AI: What opportunities does the next generation HARMAN Ignite platform offer OEMs?
Peters: Even before the Samsung takeover, we started working on configurable cloud services for automotive. HARMAN Ignite is actually an integration platform of multiple domains and functionalities including OTA updates and cyber security-related topics. With HARMAN’s Ignite automotive cloud platform, the in-car user experience can be personalized for the driver and passenger via services such as virtual personal assistants, portable profiles, and augmented reality. This also allows for the Android OS to be integrated on four displays – a first for the industry. Added to this, Samsung cloud is one the biggest IoT clouds. Through this, Ignite, which is an automotive-centric cloud service, can connect with the much broader IoT cloud. The car is becoming an IoT device. OEMs are starting to see the power of combining Ignite with the Samsung IoT cloud.
AI: What are the benefits and challenges with 5G telematics?
Peters: 5G Telematics is a necessity. It is a crucial precondition for autonomous driving. Think about V2X applications, or crash mitigation systems. We definitely need a network with high bandwidth and low latency capabilities and 5G is exactly that. It is coming along fairly quickly too because HARMAN is involved in 5G AA (Automotive Alliance Group) and both Samsung and HARMAN are very active in eight different working groups looking at all of the areas on interoperability, standards etc. It is unique for the industry because you have automakers, telecoms companies and equipment manufacturers all participating. That’s never really been done before. The technical and commercial benefits and challenges of 5G are still being defined. The OEMs want 5G functionality in 2020 in their cars completely validated and completely integrated, but if you are lucky at the end of this year the final specifications will be confirmed. The challenge for us is that we need to develop with that kind of uncertainty of what will happen in the next few months.
AI: What’s next for HARMAN?
Peters: Our strategy from business perspective is to triple our business in the next six years. We will definitely extend our portfolio from infotainment and telematics to ADAS, to digital cockpit, to 5G telematics and more. I am talking about organics and inorganics. Just watch this space.

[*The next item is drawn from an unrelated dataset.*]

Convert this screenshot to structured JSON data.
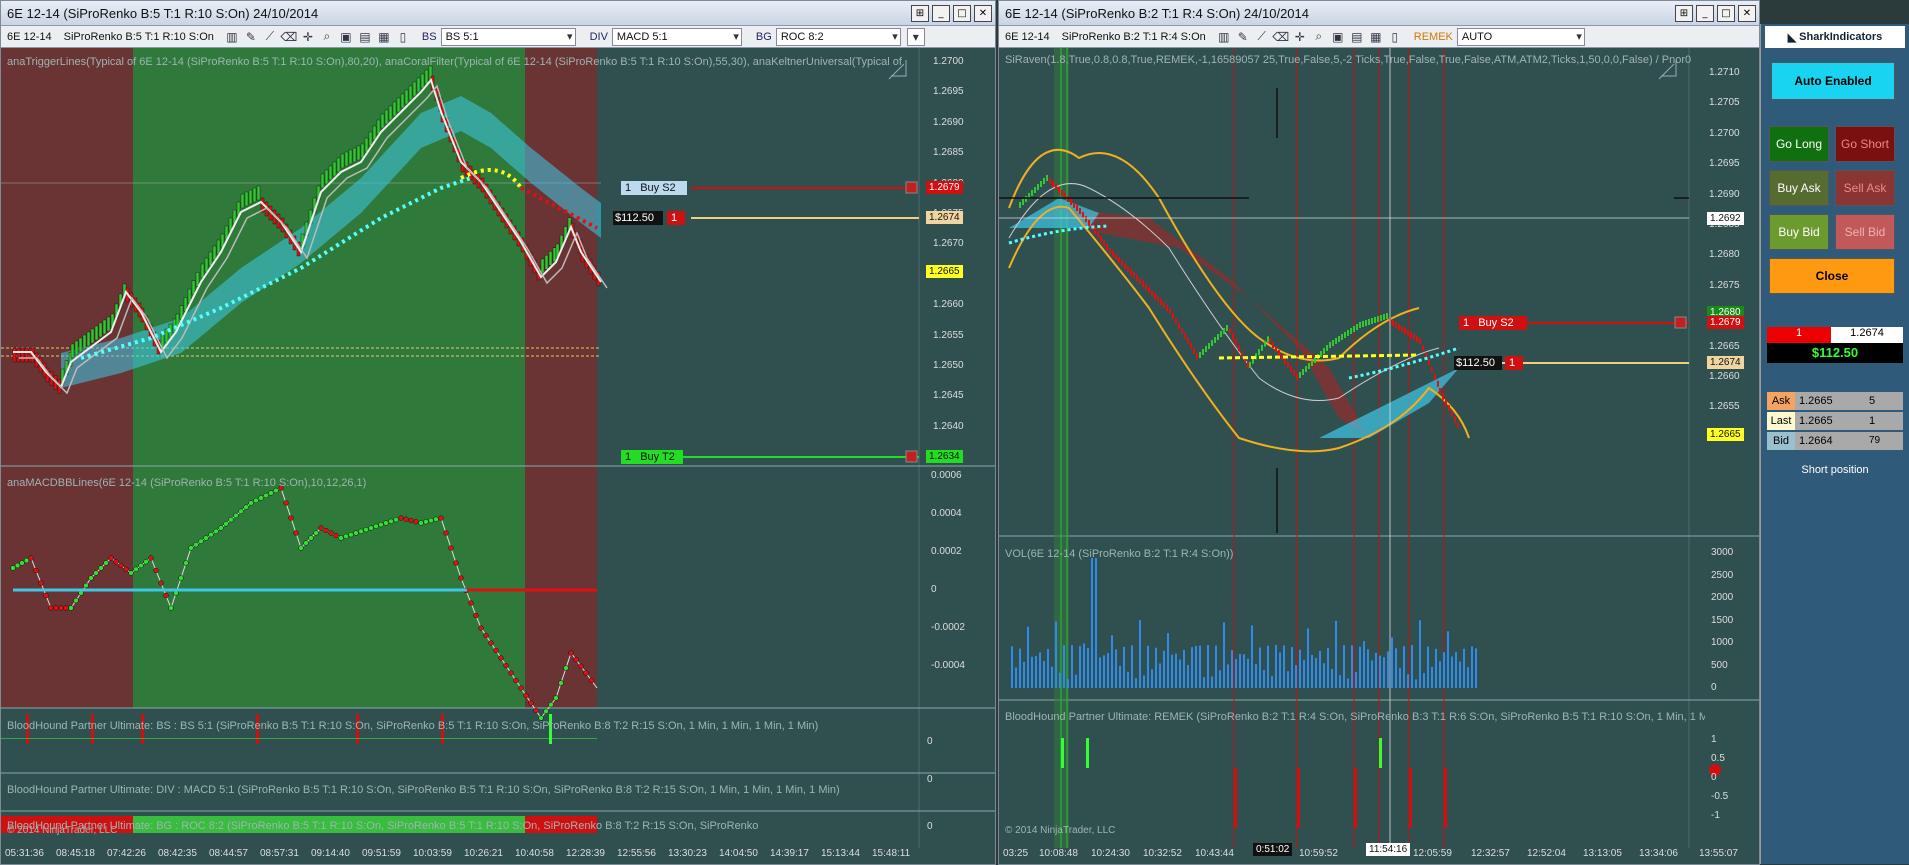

The HARMAN-Ignite wheel of functionality.
Consumer and automotive electronics meet in a new HARMAN dashboard.